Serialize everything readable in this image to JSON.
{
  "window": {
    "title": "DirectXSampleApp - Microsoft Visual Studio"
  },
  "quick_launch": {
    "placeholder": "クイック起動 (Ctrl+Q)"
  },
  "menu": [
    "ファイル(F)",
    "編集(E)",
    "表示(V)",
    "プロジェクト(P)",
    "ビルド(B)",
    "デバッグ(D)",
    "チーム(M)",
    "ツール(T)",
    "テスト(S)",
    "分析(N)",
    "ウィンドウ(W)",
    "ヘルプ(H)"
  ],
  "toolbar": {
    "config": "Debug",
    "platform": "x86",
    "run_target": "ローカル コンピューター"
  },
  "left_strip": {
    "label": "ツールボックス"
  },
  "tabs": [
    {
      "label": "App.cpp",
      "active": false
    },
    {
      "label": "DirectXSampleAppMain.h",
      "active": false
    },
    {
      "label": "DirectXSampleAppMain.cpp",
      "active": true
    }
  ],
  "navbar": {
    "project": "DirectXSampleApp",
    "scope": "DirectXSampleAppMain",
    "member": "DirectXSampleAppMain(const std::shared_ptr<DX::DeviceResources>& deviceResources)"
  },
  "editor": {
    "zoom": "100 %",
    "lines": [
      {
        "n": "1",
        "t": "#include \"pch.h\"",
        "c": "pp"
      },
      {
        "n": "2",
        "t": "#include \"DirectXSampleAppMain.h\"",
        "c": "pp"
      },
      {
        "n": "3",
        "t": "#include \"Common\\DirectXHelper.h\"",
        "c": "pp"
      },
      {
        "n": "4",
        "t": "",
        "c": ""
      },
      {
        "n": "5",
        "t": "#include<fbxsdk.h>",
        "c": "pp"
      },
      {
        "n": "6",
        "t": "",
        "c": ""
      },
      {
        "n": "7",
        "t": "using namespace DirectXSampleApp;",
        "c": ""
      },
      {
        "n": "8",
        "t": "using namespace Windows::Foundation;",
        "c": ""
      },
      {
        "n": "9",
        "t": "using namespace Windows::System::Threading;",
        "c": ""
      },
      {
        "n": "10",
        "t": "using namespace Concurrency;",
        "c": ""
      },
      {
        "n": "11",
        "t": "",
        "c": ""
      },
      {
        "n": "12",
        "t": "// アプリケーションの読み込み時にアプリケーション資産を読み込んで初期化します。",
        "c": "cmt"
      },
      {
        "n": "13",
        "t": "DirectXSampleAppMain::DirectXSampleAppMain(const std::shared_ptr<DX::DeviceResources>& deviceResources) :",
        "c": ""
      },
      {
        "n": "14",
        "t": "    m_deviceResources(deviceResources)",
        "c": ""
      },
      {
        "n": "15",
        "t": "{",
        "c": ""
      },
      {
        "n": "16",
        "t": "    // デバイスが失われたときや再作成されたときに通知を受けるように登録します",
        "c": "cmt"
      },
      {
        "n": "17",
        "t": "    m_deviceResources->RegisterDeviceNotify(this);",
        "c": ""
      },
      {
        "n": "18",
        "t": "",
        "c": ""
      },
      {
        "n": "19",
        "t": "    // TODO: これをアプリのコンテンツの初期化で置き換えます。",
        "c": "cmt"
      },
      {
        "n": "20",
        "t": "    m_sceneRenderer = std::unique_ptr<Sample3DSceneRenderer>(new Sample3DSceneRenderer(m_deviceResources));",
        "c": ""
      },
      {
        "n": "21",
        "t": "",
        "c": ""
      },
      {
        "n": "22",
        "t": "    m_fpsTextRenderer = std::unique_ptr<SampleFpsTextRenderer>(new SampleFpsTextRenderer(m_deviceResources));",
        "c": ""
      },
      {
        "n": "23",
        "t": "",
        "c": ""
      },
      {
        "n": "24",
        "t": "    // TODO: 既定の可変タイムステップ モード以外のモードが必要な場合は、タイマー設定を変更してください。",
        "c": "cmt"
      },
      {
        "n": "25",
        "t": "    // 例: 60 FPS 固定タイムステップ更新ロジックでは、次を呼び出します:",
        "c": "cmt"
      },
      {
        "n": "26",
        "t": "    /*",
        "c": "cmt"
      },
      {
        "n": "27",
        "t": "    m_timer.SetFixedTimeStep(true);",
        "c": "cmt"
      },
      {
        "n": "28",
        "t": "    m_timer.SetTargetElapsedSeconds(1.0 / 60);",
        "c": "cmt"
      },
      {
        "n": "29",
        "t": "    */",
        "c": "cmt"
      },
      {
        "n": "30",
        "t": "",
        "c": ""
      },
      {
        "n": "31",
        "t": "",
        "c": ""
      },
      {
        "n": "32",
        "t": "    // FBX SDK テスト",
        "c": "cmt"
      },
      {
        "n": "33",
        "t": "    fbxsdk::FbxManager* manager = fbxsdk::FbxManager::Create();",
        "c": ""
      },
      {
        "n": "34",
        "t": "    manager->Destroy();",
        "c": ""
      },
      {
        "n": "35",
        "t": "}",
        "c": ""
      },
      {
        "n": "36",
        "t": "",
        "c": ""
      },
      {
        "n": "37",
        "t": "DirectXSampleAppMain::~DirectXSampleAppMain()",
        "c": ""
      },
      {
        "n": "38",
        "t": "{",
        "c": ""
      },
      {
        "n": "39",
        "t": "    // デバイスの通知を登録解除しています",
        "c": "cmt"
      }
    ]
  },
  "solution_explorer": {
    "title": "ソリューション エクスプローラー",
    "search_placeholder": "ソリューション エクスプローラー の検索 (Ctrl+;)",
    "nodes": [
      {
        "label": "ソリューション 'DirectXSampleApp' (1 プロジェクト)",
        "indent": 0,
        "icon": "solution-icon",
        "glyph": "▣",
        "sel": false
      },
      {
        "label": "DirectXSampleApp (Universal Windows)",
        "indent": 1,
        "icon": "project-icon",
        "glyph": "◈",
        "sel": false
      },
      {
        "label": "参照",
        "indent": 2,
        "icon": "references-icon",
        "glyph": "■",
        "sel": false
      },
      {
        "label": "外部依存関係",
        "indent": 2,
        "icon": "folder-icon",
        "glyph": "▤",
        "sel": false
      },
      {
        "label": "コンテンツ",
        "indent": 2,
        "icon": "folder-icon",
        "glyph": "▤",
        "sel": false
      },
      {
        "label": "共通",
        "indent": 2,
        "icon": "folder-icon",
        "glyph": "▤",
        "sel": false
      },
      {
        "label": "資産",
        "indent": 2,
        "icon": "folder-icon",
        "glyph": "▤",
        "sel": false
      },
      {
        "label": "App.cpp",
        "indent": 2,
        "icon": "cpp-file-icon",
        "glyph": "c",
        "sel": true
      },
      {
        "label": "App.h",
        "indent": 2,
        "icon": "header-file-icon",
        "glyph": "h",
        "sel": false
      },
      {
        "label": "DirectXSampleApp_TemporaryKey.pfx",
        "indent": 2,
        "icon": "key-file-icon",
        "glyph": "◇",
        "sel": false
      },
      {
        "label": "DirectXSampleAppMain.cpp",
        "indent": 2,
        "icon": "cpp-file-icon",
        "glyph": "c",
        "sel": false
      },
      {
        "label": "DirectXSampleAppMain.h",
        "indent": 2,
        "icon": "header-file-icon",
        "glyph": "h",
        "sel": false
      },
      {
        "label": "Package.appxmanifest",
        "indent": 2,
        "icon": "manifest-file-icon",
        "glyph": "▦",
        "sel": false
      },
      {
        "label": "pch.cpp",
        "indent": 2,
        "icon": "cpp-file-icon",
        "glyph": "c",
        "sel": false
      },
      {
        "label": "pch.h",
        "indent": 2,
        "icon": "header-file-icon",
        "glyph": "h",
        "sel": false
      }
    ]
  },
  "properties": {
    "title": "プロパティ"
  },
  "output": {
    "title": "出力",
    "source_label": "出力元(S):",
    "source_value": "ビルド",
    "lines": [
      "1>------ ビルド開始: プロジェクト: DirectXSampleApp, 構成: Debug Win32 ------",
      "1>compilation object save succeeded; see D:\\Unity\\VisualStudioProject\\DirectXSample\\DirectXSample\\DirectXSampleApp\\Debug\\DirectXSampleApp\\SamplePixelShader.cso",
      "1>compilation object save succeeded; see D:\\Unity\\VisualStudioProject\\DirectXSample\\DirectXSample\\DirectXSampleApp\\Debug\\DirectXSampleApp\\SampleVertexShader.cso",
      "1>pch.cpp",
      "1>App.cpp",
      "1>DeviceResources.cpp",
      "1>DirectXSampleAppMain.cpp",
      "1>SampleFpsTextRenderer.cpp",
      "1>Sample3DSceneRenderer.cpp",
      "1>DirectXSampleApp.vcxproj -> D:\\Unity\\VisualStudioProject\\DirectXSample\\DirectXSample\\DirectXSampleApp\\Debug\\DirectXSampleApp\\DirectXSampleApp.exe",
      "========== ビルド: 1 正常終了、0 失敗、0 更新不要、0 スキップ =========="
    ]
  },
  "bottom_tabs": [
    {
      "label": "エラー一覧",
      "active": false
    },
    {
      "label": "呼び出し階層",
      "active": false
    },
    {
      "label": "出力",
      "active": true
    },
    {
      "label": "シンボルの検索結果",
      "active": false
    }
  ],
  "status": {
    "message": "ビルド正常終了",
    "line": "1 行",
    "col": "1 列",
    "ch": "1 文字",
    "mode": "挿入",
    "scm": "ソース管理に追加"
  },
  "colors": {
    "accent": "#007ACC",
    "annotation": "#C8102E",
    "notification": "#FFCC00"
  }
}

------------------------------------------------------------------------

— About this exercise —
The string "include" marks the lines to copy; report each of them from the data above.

— Exercise answer —
        "t": "#include \"pch.h\"",
        "t": "#include \"DirectXSampleAppMain.h\"",
        "t": "#include \"Common\\DirectXHelper.h\"",
        "t": "#include<fbxsdk.h>",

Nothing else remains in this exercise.